Likewise, it might be cheaper to hire a sitter to come to your home. You could even split things up so that the kids are in daycare a few days a week and with grandma and grandpa the rest of the time. Every penny not spent on daycare is another penny put back into your budget.
3. Set Up Automatic Saving
It’s curious that people oftentimes don’t save money because they think they don’t earn enough to do so. For most of us though, that’s not true. We spend a lot of money we don’t need to spend, money that could be saved instead. So here’s what you do: have your paycheck direct deposited into your checking account. Then set up an automatic monthly transfer that sends money from your checking account into a savings account.
Because it’s done automatically, you will not even have to think about it. Saving will be just like paying another bill. Over time, you will be amazed by how much money you can save by setting up an automatic transfer. And in so doing, you will be investing in yourself.
The general rule is to have at least one month’s salary in savings. As the thinking goes, that is enough money to carry you through most emergencies. But guess what? You do not have to limit yourself to that amount. As long as you are automatically transferring to your savings account every month, and not suffering financially because of it, there is no reason to stop just because you have accumulated a few thousand dollars. Keep saving and watch your account grow.
4. Target Debts to Pay Off
All of us have those long-term debts we are paying every month. Did you know that the longer it takes to pay off a debt, the more that debt costs you? The combination of time and interest payments causes the actual cost of borrowing to go up the longer it takes to pay. It is all due to how interest is charged.
Let us say you have a credit card that charges 12% annually. Your monthly interest charge will be 1% of your outstanding balance. If you have a balance of $100 you pay off in a single month, your total interest will be $1.00. If it takes you four months to pay the balance at $25 per month, your total interest will be $2.50. As you can see, you would save $1.50 by getting the bill paid off immediately.

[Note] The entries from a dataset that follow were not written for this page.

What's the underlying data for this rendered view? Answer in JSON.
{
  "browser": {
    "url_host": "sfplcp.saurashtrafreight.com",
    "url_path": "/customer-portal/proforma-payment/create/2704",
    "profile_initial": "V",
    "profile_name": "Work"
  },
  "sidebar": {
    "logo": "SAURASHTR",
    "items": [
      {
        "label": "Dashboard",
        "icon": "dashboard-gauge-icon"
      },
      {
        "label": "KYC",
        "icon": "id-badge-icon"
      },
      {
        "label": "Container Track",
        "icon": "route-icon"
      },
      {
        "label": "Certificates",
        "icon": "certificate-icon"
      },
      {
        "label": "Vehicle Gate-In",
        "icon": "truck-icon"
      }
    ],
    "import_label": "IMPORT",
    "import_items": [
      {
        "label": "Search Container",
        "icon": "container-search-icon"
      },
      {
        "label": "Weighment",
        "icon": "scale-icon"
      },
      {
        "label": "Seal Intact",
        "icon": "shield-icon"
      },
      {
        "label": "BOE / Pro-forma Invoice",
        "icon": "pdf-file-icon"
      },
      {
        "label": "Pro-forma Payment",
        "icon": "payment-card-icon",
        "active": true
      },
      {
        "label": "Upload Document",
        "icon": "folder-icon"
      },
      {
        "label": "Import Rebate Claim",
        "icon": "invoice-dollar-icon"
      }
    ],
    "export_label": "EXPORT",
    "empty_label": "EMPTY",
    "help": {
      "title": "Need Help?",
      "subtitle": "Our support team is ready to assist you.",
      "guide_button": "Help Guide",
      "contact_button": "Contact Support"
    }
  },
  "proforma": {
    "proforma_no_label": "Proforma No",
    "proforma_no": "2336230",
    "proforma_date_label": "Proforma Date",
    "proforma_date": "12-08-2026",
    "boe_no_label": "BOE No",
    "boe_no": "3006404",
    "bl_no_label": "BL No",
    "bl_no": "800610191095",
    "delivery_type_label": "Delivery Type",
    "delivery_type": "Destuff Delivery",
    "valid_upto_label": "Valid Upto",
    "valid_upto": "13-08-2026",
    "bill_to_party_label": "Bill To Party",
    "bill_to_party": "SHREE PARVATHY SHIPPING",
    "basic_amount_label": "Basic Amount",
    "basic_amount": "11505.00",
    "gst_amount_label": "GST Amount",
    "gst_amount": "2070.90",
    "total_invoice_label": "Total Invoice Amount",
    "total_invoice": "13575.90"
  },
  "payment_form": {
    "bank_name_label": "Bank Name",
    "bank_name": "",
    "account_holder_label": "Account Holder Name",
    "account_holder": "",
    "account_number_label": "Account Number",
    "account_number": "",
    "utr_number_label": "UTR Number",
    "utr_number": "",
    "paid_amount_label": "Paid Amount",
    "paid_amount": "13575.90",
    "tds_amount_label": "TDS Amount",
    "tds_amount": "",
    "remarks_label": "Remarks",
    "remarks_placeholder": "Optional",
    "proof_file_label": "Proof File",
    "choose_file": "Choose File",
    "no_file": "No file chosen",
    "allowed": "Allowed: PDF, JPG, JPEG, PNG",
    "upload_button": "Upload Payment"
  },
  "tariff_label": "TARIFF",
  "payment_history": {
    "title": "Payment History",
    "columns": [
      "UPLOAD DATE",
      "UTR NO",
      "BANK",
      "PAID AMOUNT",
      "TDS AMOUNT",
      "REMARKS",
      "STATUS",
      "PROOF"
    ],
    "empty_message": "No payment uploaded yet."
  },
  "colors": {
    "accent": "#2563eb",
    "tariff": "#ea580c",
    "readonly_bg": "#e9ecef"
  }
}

A good goal for 2020 is to choose one or two of your long-term debts and commit to paying them off first. Dedicate every extra penny you have to getting them taken care of. Pay those debts completely and you will not only free up financial resources, you will also take a huge burden off your shoulders. And yes, that will feel good. It might even motivate you to attack the next bill even more aggressively.
You now have four financial goals to get you started for the new year. Make next year the start of a new kind of financial success based on controlling your spending and saving wherever possible.